Tomorrow is the first Sunday of 2016! I’ll begin a month of teaching Sunday school to the junior high gang at my church. We’ve been covering the Babylonian Captivity lately and spent a few weeks on the Book of Esther.

This month we’ll be learning about the major prophets of the Hebrew Bible. Isaiah is not a quick read, but I want to give my students some of the highlights. Isaiah was influential on the 4 Evangelists and on Western culture. His words can be found echoed in the Gospels and in Handel’s Messiah. In Brit Lit classics like Marlowe’s Doctor Faustus and Milton’s Paradise Lost you’ll find the character Lucifer and the idea that devils were once over-proud angels who were cast out of heaven.
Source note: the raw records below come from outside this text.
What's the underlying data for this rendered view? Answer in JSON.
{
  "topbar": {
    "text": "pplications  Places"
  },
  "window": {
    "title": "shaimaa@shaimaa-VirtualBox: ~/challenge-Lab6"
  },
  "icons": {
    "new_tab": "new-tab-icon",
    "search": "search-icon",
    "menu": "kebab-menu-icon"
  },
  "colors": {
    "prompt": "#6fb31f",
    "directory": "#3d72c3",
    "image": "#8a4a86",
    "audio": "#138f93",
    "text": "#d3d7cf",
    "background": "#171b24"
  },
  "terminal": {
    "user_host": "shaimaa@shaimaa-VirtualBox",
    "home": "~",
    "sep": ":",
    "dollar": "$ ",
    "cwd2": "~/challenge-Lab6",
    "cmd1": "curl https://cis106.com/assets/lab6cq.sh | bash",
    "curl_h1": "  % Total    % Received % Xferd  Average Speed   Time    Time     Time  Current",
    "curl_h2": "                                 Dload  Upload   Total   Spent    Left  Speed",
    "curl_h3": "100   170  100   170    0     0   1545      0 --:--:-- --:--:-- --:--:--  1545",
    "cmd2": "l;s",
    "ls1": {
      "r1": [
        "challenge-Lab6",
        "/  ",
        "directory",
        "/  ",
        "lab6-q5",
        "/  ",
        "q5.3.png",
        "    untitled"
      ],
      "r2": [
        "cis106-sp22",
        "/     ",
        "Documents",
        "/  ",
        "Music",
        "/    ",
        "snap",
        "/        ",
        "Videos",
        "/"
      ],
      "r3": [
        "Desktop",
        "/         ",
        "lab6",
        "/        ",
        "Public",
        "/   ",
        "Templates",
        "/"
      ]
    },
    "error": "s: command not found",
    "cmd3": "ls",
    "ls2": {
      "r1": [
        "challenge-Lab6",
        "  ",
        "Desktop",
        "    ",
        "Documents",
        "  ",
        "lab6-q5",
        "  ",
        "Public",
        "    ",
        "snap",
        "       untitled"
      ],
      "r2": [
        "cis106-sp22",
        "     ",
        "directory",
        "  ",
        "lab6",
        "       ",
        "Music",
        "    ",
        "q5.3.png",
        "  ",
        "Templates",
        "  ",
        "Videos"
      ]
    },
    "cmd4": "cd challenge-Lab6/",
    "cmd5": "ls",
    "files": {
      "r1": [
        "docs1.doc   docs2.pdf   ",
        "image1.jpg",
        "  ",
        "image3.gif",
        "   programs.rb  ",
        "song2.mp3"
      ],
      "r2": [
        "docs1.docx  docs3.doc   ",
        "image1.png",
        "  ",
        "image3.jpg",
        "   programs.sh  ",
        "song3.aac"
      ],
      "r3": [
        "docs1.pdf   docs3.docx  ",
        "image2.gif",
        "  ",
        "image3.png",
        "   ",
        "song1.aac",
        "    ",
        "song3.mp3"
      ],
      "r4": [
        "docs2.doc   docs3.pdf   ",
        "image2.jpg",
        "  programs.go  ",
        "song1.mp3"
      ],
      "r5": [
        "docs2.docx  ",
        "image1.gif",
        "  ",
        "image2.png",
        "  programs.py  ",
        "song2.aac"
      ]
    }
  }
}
That’s because one of Isaiah’s passages compares the career of a haughty Babylonian king to the short-lived brightness of Venus—the Hebrew for ‘day star’ was translated as ‘Lucifer’ in the King James version.

Isaiah cheat sheet